Is the Bride now recounting a vison of the character of the Church when she describes the beauties of the Body of Christ? As we read the following verses they undoubtedly tell of the excellence of our Lord but it has to be recognised that the perfect members of His body will in glory be part of His excellence and character for their perfection derives from Him.
"HIS BODY," she says "IS AS BRIGHT IVORY WORK ENCRUSTED WITH SAPPHIRES." (Mar.)

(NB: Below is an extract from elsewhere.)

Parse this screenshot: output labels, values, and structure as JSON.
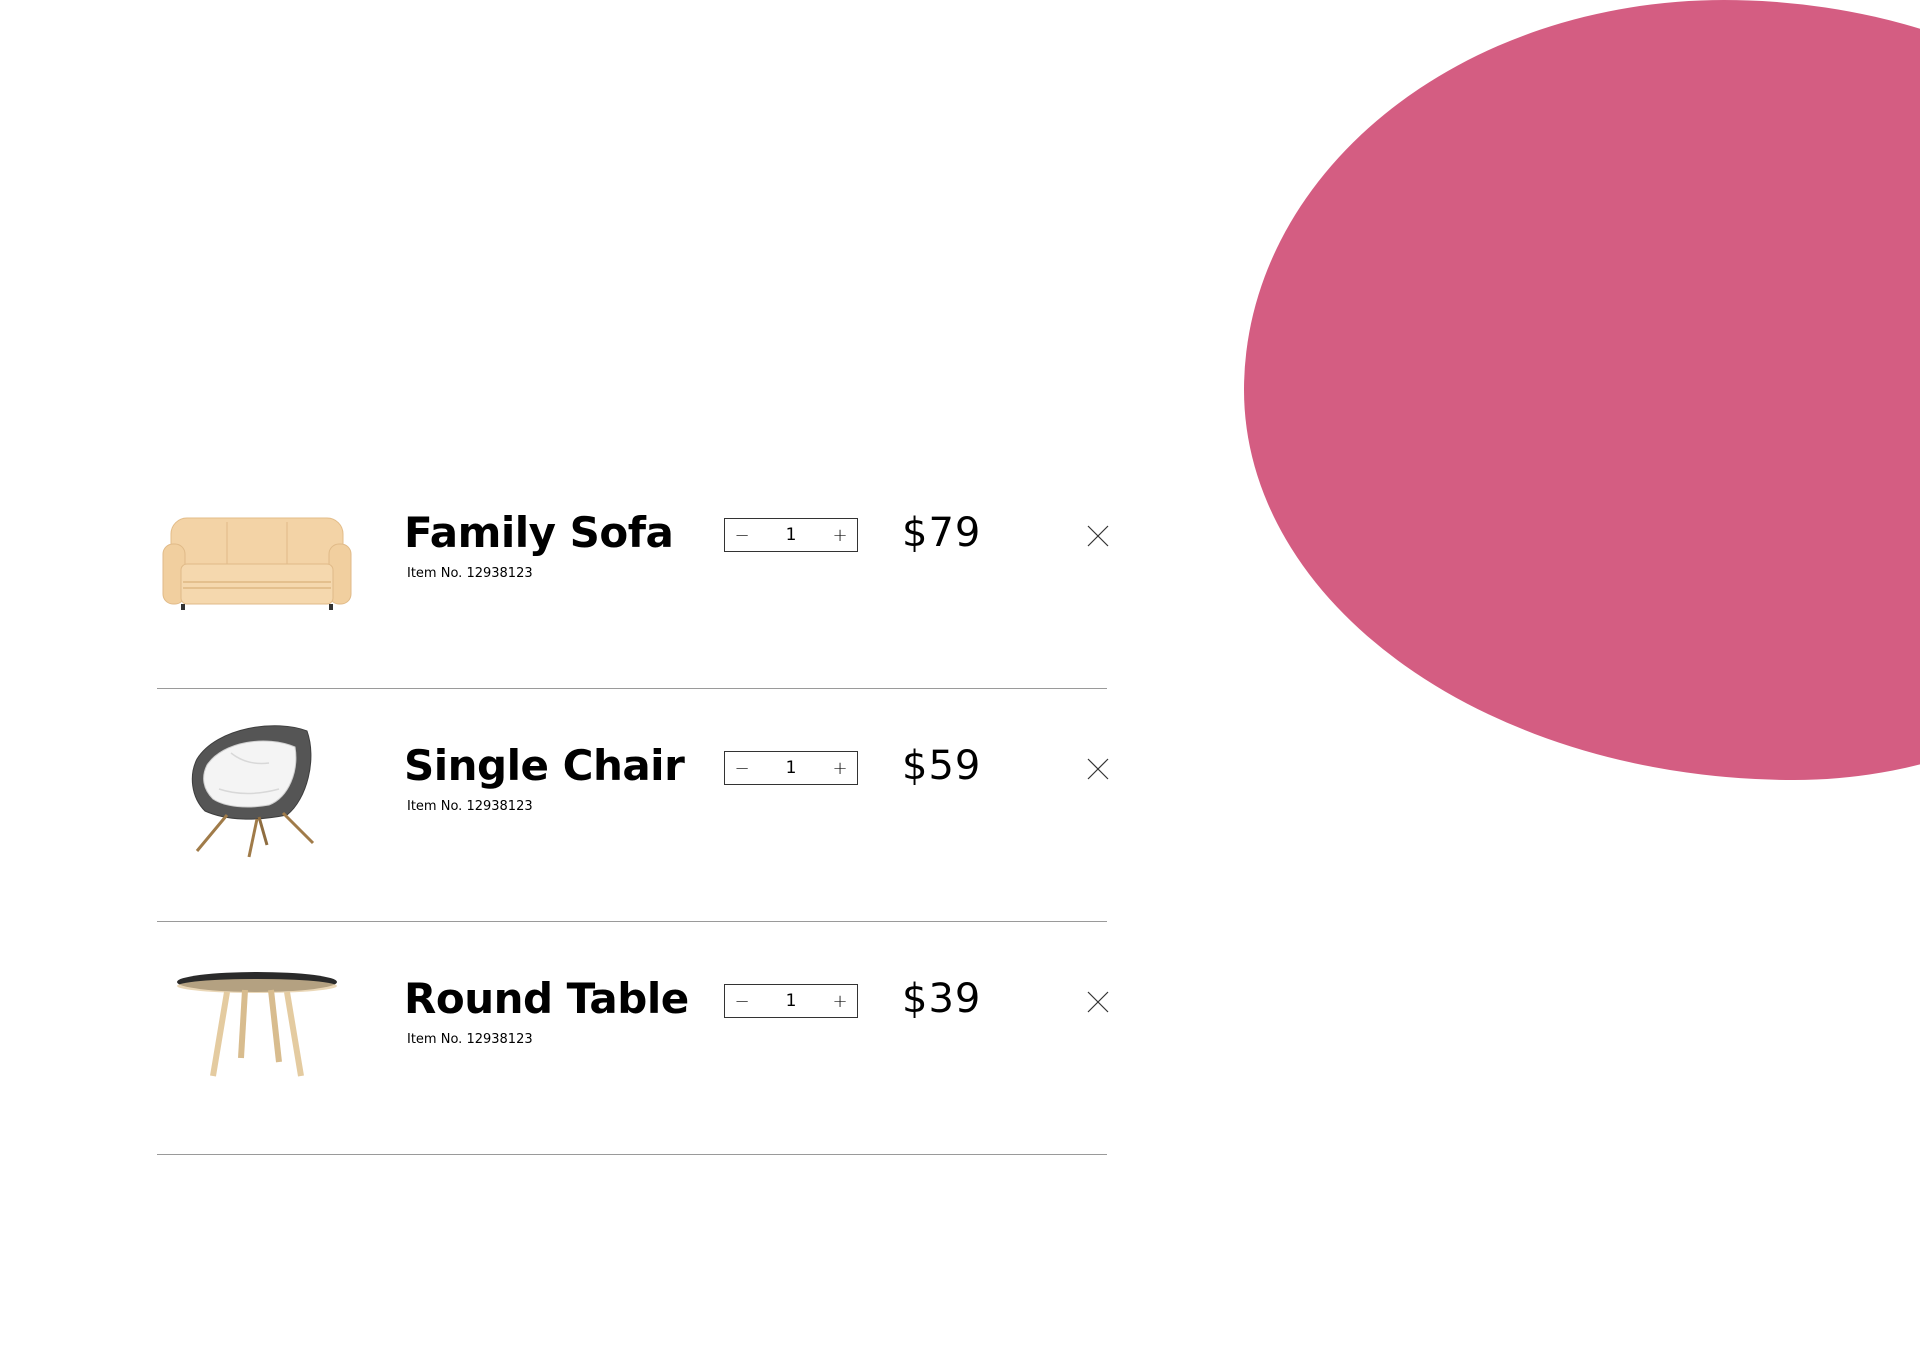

The picture is apparently that of His body clothed in a robe of brilliant whiteness representing His spotless purity. Most translators refer to "wrought ivory work" which suggests the thought of the Father’s workmanship and moreover He adorns with white the pure blue of faithfulness. A writer on the orientalism’s of the Song has stated "How admirably this corresponds to the snow‑white robe of many oriental rulers, set full of jewels as may be seen in the portrait of the last king of Persia." These words, therefore, also suggest royalty. How true it is that the body of Christ must be clothed in righteousness wrought by the Father and according to their faithfulness. Only by our remaining faithful can this work be done. Blue is the heavenly colour. It symbolises God’s faithfulness and He acknowledges the faithfulness of His saints also as a Heavenly quality. The reward of the saints is summed up in the words "Well done, good and faithful servant: thou hast been faithful over a few things, I will set thee over many things: enter thou into the joy of thy Lord." (Matt.25:21) This part of the portrait tells us therefore that faithfulness is not only an essential part of a Christlike character (and is not faithfulness the recognised prime virtue of a bride?) but a spiritual adornment–"encrusted with sapphires."
5:15 "HIS LEGS ARE AS PILLARS OF MARBLE, SET UPON SOCKETS OF FINE GOLD."
This phrase introduces a similar thought to that of chapter 3:7 for, during this time our Lord moves about through His Church. The Apostle Paul gives this thought a sublime expression when he shows that although the feet seem to be more feeble than the head that the Head cannot say to the feet, I have no need of you. (1 Cor.12:21‑22) Moreover the feet members, being of fine gold, suggests that the Church is divinely protected from defilement with the earth.
In this portrait the legs are likened to pillars of marble and it is interesting to observe that the two pillars by the porch of the Temple—Jachin and Boaz—meant respectively "He will establish" and "In Him is strength." Natural man has not the moral strength to remain established and, as C.A.Coates An outline of the Song of Songs has expressed it "Man after the flesh has never been able to stand in any position in which God placed him; so it is no wonder that ‘He taketh no pleasure in the legs of a man.’" (Psa.147:10)
The resurrected Lord pointed to the same figure as that used by the Bride when He declared "Him that overcometh will I make a pillar in the temple of my God." (Rev.3:12 KJV) "In whom all the building fitly framed together groweth unto an holy temple in the Lord." (Eph.2:21 KJV)
"HIS ASPECT IS LIKE LEBANON, EXCELLENT AS THE CEDARS."
The majesty and dignity of Lebanon has been used as a symbol earlier in the song (and by contrast the apostate Lebanon has been referred to as a den of wild beasts.) His aspect here refers to His entire person as viewed by his loved ones. Here in the figure of Lebanon we see his surpassing excellence, His dignity and His lofty majesty.